#### Assignment:
Scanning the listing below, tally every line where the string "name" shows up, then state the count alone.
··· Task inputs
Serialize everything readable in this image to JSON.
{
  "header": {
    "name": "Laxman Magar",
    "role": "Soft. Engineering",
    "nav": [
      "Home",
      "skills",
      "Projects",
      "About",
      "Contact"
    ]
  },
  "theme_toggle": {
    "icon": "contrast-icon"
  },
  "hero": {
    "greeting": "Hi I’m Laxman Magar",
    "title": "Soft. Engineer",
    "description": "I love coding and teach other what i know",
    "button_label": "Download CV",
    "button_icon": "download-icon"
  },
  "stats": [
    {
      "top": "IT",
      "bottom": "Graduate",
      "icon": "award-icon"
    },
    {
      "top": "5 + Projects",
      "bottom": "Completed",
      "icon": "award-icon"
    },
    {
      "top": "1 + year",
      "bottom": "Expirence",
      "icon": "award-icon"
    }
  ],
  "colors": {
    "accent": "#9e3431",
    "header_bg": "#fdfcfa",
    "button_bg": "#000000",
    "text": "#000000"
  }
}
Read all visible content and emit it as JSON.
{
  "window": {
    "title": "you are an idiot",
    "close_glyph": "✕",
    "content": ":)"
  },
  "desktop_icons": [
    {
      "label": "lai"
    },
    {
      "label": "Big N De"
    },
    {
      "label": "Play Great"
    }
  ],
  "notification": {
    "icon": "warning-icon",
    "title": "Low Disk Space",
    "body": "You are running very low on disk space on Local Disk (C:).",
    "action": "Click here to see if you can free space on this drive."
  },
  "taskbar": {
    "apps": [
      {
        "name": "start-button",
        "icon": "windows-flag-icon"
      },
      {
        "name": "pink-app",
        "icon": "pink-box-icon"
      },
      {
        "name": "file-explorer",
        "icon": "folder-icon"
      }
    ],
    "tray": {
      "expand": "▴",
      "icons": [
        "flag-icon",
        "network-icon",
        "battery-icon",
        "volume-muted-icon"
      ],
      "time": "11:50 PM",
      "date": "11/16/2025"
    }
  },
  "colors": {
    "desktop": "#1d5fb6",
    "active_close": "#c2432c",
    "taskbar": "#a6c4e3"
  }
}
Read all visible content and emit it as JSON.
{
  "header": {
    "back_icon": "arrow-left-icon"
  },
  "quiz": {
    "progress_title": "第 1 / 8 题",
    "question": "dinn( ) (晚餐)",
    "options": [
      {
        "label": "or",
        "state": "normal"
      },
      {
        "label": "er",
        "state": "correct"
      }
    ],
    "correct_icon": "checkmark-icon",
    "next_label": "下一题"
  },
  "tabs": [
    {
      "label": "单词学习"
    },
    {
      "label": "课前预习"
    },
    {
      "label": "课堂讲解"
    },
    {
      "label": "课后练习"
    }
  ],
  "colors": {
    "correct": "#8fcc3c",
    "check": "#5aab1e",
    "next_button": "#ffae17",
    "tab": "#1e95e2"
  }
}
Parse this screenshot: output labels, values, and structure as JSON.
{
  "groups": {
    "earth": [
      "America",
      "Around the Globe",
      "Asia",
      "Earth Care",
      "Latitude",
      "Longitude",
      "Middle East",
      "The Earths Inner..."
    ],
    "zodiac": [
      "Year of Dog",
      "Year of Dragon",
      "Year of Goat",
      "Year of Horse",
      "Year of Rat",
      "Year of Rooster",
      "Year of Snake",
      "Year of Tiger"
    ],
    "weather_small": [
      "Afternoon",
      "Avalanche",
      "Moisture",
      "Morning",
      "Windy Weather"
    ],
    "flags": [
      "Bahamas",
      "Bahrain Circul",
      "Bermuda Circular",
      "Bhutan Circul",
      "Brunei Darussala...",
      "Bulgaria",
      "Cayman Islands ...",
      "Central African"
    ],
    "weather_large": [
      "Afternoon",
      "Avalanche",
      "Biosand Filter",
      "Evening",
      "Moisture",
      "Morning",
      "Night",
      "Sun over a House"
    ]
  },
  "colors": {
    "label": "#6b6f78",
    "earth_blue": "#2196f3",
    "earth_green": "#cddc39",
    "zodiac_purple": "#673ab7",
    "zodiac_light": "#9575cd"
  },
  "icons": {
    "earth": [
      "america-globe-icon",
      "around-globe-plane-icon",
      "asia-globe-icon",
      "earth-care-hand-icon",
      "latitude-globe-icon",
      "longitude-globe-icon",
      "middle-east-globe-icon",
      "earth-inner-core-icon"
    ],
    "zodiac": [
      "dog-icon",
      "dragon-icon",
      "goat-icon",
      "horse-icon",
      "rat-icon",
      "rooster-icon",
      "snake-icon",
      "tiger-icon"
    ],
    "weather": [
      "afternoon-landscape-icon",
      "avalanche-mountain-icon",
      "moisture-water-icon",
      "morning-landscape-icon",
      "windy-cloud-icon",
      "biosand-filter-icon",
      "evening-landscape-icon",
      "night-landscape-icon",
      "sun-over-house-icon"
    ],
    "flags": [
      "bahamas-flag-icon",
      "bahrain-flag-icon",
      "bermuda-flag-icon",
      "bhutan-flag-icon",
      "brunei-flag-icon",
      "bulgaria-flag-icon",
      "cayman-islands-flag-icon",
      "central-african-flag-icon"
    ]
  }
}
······
#### Answer:
4